Bergerie de Villareaux It had been so long since ACORN International’s organizers from the various affiliates had been able to come together in a meeting that when they were all greeted by our host, our French affiliate, an extra year was added to the time marking the last reunion in July 2018, rather than 2019. It didn’t matter to anyone. Everyone knew it was way too long at two years and counting. There was a lot of catching up to do, new organizers to meet, and senior organizers to greet, as we hunkered down to business.
We were meeting in a majestic conference and retreat center more than one-hour in the country outside of Paris. We had taken one of the metro lines to the last stop and then were driven another twenty minutes farther. The stone buildings had once been part of a sheep farm with some new dormitory additions and other upgrades. The foundation that owns and runs the facility had made it available for our meeting because of their work with Marielle Bencheboune, the director of ReAct Transnational, an affiliated sister organization, and our shared commitments around informal worker organizing. We felt like we were living large.
The pandemic was a through line in many of the reports. Mutual aid had been huge in India and England. Surprising to some, since we were kept off the doors for long stretches, had been the significant growth experienced by many of the affiliates, especially Canada, England, Scotland, and even our newest, CATU in Ireland. Importantly as well, the resource picture had improved for many of the countries in terms of dues income and in some cases external support.
There was also a commitment by our affiliates with a tenant base to expand to meet the memberships’ demands that went past housing and landlord issues. Several countries had been involved in robust transportation campaigns. The cost and impact of utilities and their pricing were concerns for others. The list was long.
Equally significant were the number of attacks on our organizations. Lawsuits by landlords in the United Kingdom of course, but also stringent efforts to block us and our allies in France from the top reaches of the government.

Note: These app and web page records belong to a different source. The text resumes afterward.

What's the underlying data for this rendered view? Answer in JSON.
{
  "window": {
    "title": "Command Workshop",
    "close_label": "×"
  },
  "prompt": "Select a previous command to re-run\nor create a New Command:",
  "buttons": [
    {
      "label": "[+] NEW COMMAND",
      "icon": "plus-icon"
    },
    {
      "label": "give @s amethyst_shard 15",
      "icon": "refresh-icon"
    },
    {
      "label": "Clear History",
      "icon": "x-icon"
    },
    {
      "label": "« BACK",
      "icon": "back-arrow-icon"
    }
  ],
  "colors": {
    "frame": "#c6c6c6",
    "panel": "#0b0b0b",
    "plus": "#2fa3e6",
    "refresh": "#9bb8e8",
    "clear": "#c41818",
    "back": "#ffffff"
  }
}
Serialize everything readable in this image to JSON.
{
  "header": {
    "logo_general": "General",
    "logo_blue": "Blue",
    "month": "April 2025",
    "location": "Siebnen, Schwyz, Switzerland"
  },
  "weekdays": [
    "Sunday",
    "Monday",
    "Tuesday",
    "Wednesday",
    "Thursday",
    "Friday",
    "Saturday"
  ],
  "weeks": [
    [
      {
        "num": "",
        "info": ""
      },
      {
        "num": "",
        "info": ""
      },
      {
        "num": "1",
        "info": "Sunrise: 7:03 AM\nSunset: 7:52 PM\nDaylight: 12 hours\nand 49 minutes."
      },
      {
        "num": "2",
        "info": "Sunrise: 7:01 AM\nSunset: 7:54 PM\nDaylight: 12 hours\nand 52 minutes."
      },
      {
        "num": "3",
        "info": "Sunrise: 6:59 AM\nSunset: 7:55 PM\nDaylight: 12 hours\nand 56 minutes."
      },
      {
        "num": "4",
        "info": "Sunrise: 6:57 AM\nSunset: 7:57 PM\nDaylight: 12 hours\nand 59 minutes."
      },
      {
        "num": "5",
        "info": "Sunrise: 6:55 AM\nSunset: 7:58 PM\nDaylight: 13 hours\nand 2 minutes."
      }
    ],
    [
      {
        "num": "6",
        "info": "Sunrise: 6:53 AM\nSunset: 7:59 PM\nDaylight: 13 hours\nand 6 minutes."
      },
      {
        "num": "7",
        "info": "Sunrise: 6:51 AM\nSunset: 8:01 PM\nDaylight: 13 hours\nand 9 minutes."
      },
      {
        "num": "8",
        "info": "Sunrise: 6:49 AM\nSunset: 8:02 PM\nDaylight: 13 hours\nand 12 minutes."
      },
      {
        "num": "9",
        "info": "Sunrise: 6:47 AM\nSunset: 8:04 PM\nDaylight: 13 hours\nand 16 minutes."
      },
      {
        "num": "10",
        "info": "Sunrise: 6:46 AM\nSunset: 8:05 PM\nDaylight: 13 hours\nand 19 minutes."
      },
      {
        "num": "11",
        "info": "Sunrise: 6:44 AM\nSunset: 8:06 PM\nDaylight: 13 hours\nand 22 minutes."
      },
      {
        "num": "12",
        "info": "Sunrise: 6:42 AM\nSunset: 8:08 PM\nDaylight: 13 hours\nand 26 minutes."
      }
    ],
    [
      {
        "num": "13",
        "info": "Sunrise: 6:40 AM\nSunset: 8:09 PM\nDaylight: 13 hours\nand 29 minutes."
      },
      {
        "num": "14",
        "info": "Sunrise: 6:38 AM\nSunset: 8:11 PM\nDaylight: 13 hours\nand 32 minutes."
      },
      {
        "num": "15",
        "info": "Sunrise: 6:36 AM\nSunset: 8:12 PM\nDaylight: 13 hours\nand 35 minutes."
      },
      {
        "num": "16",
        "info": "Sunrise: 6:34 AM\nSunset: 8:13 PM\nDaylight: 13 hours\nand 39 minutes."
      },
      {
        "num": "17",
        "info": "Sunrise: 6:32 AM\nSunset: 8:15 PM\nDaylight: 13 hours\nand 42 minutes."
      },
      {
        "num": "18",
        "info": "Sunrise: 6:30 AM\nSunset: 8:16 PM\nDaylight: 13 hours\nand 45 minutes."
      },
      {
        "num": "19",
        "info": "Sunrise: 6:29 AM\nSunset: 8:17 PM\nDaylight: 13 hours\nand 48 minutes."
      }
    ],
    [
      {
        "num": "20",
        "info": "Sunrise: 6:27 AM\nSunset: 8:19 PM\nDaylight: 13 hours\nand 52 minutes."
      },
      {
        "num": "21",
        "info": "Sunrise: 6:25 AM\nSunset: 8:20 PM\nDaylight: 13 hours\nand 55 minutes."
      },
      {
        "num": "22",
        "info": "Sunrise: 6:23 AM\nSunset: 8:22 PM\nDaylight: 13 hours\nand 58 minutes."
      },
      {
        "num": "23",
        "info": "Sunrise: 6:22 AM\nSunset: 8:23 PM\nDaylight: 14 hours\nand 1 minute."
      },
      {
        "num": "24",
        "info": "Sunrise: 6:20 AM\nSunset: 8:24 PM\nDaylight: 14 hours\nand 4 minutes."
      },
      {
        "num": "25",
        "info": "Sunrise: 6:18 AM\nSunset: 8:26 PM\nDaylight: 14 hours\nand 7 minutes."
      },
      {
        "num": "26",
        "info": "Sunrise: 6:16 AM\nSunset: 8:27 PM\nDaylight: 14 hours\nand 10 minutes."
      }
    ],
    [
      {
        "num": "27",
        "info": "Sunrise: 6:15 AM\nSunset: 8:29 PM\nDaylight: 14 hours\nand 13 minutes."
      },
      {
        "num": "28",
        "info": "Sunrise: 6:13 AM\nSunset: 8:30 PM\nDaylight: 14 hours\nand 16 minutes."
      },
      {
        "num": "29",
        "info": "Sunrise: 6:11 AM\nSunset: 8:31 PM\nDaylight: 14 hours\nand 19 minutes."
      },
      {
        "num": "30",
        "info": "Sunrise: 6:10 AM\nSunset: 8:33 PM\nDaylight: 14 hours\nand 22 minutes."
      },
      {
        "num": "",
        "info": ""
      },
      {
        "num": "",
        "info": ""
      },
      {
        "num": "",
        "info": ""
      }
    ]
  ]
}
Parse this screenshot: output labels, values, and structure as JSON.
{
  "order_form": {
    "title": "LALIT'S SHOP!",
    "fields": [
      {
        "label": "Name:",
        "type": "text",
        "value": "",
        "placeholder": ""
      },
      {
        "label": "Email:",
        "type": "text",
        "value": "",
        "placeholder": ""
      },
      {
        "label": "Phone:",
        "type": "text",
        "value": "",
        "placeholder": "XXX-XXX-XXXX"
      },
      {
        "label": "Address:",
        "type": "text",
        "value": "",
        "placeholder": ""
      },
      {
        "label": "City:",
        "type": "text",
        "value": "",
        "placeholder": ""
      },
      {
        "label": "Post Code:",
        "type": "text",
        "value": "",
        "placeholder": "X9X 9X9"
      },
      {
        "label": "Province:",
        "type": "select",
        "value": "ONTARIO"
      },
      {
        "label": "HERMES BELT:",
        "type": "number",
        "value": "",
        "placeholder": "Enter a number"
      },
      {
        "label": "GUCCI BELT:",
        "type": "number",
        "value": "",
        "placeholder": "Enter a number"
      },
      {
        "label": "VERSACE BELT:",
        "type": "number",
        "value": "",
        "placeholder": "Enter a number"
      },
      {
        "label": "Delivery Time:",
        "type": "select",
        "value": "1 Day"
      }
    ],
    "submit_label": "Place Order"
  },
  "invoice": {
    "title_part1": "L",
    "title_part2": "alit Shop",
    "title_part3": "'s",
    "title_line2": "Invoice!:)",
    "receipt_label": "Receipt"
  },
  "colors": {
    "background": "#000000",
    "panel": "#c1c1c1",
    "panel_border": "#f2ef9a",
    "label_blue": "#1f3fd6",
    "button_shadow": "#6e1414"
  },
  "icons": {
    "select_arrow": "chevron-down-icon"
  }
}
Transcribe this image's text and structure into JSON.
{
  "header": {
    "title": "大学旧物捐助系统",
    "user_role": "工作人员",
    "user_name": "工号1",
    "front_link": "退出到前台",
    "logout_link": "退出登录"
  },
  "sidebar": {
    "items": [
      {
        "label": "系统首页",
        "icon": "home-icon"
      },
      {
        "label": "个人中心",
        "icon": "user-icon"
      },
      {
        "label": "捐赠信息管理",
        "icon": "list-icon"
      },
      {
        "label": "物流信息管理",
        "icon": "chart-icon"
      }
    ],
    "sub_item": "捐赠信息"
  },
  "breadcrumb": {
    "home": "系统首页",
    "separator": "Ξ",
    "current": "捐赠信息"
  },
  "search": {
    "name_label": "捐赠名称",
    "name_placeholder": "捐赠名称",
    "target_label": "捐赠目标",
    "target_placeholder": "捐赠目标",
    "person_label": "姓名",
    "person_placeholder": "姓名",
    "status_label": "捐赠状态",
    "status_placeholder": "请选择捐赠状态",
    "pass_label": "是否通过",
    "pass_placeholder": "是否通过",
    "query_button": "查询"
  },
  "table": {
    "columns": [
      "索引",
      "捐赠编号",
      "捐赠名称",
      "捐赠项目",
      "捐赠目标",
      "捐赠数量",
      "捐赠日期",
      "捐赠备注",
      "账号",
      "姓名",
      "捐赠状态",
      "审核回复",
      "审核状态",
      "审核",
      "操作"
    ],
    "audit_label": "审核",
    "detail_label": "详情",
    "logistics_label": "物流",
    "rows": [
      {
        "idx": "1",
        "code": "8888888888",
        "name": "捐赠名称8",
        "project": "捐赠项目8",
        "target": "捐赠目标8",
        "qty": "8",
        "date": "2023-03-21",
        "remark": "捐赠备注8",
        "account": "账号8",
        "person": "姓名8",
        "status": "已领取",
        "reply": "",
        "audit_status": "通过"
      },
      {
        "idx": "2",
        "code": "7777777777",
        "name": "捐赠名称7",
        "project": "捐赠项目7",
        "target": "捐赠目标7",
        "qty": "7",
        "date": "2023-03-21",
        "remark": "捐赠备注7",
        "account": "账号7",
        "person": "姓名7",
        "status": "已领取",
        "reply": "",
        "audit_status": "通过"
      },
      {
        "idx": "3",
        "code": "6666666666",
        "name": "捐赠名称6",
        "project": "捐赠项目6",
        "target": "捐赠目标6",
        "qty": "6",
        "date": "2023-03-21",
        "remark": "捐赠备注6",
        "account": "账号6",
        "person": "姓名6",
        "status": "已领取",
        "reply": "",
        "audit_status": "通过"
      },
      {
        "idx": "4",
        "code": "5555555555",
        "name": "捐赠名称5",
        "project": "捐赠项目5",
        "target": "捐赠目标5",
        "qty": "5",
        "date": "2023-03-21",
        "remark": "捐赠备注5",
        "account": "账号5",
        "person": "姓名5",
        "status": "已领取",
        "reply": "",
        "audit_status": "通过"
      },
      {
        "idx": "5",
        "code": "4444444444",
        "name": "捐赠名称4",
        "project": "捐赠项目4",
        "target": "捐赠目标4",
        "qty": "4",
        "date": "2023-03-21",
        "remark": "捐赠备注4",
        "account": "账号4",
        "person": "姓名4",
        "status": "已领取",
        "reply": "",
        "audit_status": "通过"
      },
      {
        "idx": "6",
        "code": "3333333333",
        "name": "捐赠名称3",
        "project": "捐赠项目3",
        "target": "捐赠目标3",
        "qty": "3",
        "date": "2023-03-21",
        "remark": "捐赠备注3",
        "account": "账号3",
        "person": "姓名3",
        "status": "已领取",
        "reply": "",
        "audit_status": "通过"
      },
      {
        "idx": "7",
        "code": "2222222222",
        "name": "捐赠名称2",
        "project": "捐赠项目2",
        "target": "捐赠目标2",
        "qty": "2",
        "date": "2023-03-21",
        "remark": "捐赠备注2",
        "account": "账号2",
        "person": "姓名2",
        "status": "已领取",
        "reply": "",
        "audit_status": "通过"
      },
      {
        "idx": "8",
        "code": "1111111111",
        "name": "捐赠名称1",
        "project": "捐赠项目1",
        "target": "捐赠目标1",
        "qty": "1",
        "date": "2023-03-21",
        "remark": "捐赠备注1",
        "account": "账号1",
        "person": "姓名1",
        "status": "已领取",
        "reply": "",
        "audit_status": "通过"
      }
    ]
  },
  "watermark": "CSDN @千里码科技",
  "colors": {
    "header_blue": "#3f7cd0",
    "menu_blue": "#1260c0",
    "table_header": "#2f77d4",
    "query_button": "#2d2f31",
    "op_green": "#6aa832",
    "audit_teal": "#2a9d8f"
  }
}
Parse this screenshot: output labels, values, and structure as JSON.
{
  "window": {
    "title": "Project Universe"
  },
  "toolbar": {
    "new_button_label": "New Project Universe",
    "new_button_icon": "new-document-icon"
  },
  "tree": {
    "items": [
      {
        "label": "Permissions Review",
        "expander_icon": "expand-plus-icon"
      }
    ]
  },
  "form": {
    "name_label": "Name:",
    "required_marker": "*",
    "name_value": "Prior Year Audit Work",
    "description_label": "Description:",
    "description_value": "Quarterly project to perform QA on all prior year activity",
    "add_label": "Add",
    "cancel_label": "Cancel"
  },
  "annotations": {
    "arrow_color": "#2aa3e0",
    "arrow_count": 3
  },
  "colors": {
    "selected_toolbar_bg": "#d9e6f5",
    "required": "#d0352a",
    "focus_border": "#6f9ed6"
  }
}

In a meeting of the top directors after all the day’s meetings had ended, head organizers shared strategies for upgrading our defenses and protecting not only our members from the attacks but the infrastructure and survival of the organization themselves.
Threats and challenges were all swirling in the gumbo, but for many being able to come together again meant that there was a better chance to preparing to fight and win even more in the future.